**Requirement:** Return every line in the entries below where the word "Keep" shows up.

:::::

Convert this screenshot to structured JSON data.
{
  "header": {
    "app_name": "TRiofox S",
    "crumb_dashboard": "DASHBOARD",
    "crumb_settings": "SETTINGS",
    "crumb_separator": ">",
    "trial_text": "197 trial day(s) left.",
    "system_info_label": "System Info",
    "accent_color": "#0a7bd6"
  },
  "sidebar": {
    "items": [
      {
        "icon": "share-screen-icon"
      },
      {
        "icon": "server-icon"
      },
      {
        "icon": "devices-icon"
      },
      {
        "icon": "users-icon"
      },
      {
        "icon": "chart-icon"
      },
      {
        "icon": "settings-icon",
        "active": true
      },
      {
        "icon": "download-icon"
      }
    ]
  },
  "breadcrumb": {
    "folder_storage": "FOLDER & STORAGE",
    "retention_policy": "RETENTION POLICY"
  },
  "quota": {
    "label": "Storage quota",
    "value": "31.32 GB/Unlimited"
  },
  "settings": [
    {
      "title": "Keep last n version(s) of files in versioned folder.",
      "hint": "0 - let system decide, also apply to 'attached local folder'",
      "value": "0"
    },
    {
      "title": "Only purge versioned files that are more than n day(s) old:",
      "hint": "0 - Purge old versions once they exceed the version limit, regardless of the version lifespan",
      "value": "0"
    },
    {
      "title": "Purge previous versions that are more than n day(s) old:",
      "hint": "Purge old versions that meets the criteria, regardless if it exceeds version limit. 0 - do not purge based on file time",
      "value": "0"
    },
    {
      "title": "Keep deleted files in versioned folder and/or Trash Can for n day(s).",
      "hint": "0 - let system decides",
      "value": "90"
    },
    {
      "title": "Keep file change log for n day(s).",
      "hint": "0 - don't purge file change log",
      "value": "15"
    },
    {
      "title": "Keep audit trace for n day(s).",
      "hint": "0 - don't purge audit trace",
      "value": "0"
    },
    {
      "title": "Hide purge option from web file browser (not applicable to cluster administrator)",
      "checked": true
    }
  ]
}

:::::

**Result of this task:**
      "title": "Keep last n version(s) of files in versioned folder.",
      "title": "Keep deleted files in versioned folder and/or Trash Can for n day(s).",
      "title": "Keep file change log for n day(s).",
      "title": "Keep audit trace for n day(s).",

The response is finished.